WHAT YOU SHOULD DO. Every line in the data below that has the word "palm" should be returned.

THE DATA.
■ ■ ■ ■

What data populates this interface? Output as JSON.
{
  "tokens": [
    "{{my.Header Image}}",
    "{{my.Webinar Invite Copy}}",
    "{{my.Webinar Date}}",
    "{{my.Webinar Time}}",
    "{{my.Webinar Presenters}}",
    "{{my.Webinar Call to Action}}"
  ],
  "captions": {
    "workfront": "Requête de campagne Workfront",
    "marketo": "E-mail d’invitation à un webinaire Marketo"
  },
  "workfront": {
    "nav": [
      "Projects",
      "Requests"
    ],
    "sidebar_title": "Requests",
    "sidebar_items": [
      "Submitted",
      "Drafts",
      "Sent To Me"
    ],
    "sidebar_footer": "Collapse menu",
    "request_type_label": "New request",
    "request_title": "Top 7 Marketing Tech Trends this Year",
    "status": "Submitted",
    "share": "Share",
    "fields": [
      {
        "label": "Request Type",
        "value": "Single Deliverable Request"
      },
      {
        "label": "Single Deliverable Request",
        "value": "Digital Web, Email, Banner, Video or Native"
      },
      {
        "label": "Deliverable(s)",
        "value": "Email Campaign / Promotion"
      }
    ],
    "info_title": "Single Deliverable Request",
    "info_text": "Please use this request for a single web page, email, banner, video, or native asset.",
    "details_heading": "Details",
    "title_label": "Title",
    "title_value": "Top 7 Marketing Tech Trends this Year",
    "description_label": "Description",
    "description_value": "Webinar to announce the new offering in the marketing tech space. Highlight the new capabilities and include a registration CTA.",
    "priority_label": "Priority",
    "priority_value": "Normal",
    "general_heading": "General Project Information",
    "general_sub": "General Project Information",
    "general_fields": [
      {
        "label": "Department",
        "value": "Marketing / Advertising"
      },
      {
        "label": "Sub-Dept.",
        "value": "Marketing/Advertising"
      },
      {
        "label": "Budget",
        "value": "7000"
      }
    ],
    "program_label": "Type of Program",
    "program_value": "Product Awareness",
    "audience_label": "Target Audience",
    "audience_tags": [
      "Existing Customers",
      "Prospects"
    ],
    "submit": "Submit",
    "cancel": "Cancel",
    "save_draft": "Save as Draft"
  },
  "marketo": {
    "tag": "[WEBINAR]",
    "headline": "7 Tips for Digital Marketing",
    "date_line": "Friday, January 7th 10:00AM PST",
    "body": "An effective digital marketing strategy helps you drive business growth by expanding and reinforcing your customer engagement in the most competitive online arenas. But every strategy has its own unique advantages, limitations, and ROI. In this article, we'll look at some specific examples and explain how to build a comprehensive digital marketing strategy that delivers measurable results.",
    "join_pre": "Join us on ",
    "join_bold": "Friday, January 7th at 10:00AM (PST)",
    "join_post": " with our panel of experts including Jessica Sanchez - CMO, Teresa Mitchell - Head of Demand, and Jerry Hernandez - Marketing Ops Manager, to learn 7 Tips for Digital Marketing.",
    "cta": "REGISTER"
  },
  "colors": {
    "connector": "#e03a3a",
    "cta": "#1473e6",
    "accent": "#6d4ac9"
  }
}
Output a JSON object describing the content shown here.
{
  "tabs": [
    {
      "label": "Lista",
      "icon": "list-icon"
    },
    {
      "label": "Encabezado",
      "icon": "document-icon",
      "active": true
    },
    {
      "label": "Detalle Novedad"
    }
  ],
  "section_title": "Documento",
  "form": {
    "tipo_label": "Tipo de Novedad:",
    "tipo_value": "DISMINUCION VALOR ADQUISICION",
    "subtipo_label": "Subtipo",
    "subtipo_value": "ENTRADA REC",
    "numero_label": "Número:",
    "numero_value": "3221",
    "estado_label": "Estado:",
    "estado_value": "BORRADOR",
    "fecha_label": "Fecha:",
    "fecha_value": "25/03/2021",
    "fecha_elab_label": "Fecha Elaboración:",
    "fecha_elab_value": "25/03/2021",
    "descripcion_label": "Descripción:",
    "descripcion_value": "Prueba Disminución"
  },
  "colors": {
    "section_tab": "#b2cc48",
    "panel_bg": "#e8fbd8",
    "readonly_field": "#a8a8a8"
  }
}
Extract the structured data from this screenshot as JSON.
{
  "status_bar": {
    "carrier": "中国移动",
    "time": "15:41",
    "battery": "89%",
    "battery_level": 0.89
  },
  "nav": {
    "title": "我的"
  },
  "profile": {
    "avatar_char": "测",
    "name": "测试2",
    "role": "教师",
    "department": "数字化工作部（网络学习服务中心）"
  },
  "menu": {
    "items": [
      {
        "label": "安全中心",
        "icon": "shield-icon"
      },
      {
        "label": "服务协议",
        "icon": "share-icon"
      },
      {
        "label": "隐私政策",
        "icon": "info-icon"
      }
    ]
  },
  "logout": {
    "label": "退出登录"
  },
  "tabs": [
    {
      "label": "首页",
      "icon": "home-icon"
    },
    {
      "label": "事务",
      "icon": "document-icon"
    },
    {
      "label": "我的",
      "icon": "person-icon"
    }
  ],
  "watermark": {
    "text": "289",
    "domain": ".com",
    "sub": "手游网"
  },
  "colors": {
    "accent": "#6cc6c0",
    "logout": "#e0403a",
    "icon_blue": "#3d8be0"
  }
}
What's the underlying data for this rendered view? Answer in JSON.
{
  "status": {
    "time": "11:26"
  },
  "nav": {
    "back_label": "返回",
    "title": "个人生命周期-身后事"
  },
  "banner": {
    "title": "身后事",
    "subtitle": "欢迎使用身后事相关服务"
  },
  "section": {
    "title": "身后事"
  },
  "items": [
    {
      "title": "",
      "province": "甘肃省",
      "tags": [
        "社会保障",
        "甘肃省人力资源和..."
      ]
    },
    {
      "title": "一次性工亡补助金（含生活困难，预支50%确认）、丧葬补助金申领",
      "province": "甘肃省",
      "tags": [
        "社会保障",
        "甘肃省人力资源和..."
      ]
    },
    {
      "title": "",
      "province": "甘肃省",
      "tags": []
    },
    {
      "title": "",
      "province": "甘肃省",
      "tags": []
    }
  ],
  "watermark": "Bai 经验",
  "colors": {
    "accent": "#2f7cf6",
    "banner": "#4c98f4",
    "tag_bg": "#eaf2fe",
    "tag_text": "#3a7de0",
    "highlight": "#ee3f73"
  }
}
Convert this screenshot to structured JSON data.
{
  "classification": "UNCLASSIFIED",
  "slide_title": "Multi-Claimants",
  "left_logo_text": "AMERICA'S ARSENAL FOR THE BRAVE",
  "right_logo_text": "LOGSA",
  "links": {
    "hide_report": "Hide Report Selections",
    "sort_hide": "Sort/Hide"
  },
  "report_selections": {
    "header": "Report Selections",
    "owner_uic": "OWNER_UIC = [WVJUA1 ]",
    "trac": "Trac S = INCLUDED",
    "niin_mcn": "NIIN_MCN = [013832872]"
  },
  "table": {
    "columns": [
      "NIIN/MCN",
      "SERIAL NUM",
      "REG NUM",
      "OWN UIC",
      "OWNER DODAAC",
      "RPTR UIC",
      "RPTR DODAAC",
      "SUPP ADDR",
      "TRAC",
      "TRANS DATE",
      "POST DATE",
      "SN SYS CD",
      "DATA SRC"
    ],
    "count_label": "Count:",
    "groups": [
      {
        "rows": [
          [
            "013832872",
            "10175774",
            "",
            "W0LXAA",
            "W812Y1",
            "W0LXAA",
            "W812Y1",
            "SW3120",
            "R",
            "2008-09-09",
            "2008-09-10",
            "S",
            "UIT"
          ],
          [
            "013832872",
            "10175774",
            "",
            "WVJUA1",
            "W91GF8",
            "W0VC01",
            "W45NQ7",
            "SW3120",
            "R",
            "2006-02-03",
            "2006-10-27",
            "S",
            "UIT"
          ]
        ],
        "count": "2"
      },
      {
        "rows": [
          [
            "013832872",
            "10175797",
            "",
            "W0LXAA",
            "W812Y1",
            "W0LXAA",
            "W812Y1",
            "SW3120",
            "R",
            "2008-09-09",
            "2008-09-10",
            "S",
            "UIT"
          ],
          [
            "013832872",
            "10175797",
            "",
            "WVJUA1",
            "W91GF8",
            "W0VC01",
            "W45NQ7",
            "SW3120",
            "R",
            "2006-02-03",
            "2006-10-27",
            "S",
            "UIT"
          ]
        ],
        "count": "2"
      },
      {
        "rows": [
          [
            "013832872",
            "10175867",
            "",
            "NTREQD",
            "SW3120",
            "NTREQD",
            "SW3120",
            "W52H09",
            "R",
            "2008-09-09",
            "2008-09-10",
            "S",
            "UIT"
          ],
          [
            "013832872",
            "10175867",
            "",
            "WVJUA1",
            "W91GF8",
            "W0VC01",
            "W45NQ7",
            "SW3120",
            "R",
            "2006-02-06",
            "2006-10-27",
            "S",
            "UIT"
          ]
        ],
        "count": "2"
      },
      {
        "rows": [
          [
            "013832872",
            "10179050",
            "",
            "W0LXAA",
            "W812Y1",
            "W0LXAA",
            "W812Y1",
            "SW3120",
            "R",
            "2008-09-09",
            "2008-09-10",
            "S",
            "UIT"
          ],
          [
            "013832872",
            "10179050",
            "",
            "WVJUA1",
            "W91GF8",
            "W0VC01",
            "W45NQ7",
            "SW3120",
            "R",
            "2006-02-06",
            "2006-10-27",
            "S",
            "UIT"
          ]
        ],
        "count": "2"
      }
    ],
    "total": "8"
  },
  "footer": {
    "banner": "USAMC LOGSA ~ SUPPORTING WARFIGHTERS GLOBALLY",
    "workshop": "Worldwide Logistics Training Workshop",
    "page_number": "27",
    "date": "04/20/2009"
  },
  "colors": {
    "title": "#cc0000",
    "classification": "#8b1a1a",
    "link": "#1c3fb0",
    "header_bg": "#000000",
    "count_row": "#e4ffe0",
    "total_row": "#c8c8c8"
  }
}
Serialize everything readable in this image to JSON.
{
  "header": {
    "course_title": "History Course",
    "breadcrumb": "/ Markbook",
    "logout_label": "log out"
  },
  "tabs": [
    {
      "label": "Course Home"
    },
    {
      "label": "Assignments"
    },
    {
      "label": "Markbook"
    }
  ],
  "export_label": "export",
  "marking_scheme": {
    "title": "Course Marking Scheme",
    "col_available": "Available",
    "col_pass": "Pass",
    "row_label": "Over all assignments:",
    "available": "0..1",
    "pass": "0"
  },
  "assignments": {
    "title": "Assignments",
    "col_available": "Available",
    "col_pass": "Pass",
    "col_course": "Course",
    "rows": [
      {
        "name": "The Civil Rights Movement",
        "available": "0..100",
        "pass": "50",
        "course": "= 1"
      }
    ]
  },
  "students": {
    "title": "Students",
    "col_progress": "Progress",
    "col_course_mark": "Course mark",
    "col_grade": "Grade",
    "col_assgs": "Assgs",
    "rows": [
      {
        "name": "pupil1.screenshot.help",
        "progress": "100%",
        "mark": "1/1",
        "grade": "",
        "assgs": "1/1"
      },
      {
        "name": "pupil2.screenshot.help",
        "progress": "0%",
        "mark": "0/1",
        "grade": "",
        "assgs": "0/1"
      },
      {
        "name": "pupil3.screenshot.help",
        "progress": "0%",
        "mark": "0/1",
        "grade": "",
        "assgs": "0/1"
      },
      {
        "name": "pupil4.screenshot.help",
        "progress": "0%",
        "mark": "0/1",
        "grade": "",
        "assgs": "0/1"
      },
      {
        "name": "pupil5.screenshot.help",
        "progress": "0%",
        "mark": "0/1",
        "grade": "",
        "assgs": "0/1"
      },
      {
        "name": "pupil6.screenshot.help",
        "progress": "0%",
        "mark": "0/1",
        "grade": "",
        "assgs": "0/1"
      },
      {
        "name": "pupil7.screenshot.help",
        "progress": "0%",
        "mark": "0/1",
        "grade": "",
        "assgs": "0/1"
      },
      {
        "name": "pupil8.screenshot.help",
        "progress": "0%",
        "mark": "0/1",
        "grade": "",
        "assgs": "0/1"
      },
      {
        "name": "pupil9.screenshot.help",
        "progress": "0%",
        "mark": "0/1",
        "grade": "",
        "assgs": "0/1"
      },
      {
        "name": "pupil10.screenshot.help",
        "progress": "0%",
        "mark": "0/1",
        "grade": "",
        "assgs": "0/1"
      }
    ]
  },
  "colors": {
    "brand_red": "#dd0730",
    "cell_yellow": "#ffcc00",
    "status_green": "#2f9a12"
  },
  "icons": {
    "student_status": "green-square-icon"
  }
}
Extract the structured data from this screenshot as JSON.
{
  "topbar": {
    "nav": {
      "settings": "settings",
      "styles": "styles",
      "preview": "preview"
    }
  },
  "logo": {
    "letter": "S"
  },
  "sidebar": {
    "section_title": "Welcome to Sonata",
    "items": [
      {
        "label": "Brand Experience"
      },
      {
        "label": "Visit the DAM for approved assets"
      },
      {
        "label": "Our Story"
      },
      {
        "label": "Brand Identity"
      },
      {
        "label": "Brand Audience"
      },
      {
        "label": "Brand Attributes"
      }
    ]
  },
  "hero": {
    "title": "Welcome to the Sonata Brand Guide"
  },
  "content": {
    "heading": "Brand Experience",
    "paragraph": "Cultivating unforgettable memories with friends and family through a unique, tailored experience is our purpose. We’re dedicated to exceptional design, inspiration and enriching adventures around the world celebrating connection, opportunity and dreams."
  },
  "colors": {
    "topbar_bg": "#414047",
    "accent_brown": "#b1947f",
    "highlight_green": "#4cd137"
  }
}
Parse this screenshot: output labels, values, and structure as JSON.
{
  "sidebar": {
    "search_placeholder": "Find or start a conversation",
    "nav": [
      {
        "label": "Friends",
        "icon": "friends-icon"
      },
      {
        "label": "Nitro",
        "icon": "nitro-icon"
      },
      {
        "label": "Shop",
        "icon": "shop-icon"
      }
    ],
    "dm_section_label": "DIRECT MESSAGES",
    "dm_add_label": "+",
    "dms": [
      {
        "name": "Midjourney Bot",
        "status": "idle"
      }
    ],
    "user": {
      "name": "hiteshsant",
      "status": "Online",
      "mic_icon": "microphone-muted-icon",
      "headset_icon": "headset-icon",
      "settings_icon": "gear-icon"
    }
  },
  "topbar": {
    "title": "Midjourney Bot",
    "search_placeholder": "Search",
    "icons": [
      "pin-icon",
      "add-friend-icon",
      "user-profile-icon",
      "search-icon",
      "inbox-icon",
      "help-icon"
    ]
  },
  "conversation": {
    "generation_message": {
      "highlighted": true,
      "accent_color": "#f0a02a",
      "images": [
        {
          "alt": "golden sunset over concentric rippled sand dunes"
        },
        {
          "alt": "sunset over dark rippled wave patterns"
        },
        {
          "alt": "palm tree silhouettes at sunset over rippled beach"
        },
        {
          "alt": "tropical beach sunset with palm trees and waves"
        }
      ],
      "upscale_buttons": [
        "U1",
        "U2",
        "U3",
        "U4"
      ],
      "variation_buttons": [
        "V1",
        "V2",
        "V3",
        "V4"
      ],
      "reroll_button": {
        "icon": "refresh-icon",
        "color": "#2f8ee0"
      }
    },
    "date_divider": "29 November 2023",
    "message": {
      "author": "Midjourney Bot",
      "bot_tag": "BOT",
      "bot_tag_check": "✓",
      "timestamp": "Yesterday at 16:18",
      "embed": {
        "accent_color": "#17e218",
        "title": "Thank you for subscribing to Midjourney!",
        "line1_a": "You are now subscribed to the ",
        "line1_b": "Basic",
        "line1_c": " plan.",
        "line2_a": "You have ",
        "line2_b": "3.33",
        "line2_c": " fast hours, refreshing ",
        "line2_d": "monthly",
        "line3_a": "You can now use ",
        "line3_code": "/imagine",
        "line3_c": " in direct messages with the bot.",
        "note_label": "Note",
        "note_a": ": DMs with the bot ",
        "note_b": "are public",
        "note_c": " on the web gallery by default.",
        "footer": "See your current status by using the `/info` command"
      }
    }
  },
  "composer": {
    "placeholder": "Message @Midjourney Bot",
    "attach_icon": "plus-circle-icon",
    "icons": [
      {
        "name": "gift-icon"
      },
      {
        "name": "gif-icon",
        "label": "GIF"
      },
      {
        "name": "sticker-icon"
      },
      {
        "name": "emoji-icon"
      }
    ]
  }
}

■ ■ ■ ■

TASK ANSWER.
          "alt": "palm tree silhouettes at sunset over rippled beach"
          "alt": "tropical beach sunset with palm trees and waves"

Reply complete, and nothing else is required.